||The Behaviour of Residential Rental Property Investors in New Zeland : A Bounded Rationality Framework
||de Bruin, Anne; Flint-Hartle, Susan

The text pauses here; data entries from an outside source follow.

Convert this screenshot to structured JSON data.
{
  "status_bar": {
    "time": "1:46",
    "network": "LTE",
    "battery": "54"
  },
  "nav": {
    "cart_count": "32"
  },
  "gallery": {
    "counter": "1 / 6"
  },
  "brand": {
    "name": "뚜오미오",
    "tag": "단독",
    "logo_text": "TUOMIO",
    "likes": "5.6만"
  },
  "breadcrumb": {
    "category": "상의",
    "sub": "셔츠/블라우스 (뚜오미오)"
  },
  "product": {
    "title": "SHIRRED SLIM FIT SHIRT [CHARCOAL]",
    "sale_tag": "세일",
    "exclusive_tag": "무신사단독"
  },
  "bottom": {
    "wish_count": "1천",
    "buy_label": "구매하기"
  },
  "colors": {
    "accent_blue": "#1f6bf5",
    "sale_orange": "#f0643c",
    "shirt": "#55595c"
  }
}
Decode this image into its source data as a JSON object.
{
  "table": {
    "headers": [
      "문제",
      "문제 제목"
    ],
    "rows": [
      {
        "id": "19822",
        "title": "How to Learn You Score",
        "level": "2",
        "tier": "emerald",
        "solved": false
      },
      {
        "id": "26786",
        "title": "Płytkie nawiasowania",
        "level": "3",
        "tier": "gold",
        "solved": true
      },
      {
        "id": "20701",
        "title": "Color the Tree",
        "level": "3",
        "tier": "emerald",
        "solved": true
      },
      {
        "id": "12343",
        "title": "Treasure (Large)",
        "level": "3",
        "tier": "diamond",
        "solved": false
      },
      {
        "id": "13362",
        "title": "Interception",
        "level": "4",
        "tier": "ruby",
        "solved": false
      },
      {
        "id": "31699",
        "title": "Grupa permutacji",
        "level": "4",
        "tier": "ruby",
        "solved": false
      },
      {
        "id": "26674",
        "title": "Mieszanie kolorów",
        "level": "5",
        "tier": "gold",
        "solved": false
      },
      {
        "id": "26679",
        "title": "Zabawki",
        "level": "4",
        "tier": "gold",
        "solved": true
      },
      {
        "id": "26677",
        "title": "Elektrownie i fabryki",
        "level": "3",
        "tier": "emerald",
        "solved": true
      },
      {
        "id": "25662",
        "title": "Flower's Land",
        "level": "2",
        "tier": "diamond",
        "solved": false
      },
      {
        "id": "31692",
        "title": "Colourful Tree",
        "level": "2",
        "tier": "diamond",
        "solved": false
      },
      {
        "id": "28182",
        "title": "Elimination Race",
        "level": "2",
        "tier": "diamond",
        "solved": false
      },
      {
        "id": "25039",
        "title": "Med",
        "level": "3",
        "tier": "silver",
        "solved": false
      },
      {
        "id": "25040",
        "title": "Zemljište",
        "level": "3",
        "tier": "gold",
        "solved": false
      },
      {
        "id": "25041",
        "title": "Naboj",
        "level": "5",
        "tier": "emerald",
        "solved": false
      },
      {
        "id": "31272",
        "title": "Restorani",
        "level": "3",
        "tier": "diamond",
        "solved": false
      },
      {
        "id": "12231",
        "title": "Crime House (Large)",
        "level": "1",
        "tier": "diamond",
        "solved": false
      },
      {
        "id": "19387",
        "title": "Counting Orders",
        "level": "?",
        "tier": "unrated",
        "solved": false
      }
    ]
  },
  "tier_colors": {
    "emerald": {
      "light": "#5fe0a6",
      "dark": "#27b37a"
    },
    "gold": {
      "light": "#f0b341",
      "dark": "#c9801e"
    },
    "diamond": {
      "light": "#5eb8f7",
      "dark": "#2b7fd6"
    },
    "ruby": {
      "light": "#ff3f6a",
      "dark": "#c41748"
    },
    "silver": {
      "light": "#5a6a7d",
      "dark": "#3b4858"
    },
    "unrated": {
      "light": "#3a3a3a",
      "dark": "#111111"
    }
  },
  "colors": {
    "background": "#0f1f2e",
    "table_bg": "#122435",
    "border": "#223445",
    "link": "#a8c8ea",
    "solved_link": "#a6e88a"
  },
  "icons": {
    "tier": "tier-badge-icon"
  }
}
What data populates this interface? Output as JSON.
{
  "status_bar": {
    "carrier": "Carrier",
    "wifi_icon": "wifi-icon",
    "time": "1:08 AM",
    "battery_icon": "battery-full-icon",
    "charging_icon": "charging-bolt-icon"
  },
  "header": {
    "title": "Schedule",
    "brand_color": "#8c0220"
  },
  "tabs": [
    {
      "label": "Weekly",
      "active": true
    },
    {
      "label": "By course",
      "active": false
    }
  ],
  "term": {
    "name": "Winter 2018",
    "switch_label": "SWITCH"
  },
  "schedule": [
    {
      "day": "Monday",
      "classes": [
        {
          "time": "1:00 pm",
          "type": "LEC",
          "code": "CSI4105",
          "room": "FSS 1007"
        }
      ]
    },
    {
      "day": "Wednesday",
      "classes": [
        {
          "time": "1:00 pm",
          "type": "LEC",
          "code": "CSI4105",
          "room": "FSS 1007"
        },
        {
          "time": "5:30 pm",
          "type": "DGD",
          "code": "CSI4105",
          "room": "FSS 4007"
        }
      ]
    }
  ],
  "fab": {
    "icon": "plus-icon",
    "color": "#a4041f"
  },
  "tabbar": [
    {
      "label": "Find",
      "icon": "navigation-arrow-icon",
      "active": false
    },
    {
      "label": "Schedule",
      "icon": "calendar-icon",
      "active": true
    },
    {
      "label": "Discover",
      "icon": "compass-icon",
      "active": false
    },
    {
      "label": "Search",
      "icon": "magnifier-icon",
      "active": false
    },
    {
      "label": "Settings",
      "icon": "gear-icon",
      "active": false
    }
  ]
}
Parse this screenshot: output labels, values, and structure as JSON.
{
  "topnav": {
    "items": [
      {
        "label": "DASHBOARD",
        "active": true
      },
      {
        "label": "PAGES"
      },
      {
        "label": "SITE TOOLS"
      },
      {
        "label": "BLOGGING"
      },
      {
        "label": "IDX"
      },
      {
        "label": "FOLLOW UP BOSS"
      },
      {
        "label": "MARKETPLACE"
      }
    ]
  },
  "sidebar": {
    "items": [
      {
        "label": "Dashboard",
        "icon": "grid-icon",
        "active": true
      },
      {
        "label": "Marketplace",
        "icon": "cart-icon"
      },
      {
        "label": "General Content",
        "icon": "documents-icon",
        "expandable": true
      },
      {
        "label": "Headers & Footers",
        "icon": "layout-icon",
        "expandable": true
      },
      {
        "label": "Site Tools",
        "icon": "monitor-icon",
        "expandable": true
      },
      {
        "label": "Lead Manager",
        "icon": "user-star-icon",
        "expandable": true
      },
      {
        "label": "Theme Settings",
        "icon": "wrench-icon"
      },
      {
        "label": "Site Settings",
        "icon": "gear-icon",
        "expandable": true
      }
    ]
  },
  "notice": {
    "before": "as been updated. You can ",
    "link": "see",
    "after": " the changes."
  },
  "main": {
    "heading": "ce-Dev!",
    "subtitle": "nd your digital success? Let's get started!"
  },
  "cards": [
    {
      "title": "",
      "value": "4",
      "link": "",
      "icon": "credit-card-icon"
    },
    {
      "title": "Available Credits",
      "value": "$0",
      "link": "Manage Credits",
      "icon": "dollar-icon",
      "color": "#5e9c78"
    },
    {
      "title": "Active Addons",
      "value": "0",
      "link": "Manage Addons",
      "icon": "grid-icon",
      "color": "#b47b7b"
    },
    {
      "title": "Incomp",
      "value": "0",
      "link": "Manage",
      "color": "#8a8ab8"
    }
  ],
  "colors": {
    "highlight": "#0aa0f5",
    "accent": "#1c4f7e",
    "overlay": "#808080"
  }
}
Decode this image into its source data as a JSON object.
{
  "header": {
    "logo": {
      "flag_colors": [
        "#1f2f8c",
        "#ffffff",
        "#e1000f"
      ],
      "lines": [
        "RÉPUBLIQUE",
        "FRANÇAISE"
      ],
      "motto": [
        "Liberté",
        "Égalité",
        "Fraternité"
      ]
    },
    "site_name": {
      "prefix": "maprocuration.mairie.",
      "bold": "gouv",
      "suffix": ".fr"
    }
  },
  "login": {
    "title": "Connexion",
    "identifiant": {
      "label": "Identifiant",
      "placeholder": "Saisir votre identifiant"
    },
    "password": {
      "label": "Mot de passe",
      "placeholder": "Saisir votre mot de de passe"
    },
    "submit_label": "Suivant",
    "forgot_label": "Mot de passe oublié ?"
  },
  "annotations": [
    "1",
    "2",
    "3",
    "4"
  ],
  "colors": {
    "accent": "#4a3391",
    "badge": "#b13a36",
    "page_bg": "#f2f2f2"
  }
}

||This paper attempts to explain the motivations of residential rental property investors in New Zealand in terms of the behavioural assumption of bounded rationality. Despite the fact that returns gained from other investment sources are more attractive, investment in residential rental property stills holds prime place in the portfolio of many New Zealanders. This paper attempts to explain why this is so. Commencing with a rejection of the more standard neo-classical economics view of rationality to explain the behaviour of these investors, the paper sets out the bounded rationality notion. It seeks to both examine the extent to which this notion applies to the behaviour encountered and to elaborate on that behaviour. An intuitive bounded rationality framework is then set out and suggested as useful for examining individual behaviour in the area of residential rental property investment. The discussion is underpinned by the findings of a postal survey of a large nationwide sample of private residential rental property owners, but is more directly based on a study of a smaller sample of investors using in-depth interview techniques. Data collected has been analysed using the SPSS statistical programme and qualitative analysis of the interview data has been overlaid to more thoroughly explore the framework of constraints within which individual investors operate. This also provides an interesting opportunity for anecdotal evidence to be added.
|Year of publication:
de Bruin, Anne; Flint-Hartle, Susan (2001).
The Behaviour of Residential Rental Property Investors in New Zeland : A Bounded Rationality Framework. 8th European Real Estate Society Conference (26-29 June 2001) Alicante, Spain,